"You do not get strawberry-rhubarb chaat in India—this is completely my take on it," she says. "This sweet and spicy salad adds several other flavors into the mix, like mint leaves, fresh ginger, and red chile powder."
The base of this chaat is a tangy rhubarb chutney. Chauhan starts the chutney by cooking rhubarb with panch phoran, a five-spice blend of whole fenugreek seeds, cumin seeds, fennel seeds, black mustard seeds and nigella seeds. She adds brown sugar, ginger, vinegar, and chile powder to the pan, building the contrasting flavor notes from the start. This chutney is the base for each plate of chaat.
Chauhan then tosses strawberries with mint leaves, a little lime juice, and salt. After spooning the strawberry mixture on top of the rhubarb chutney, she tops it with fresh chopped rhubarb and masala boondi, spiced crunchy balls of chickpea flour.
"The rhubarb chutney gives sweetness. The masala boondi, a puffed chickpea cereal, lends this dish its essential crunch. When possible, I like to use half red strawberries and half white strawberries to provide another layer of sweetness (and an additional pop of color), but the key is to use the freshest ones available."

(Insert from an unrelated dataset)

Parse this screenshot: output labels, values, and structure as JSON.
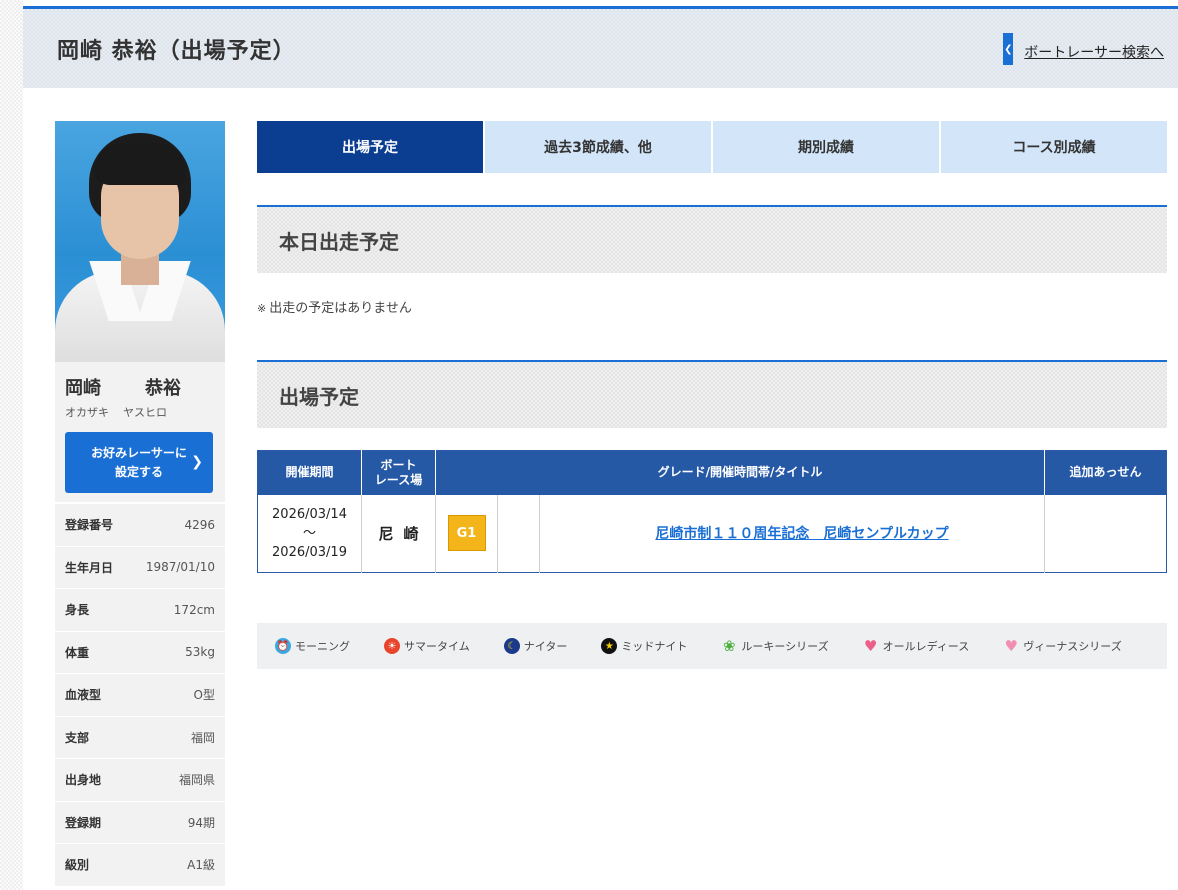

Sweet, tart, spicy, tangy, and crunchy, this is the kind of a snack that sends us back to the market for more spring berries.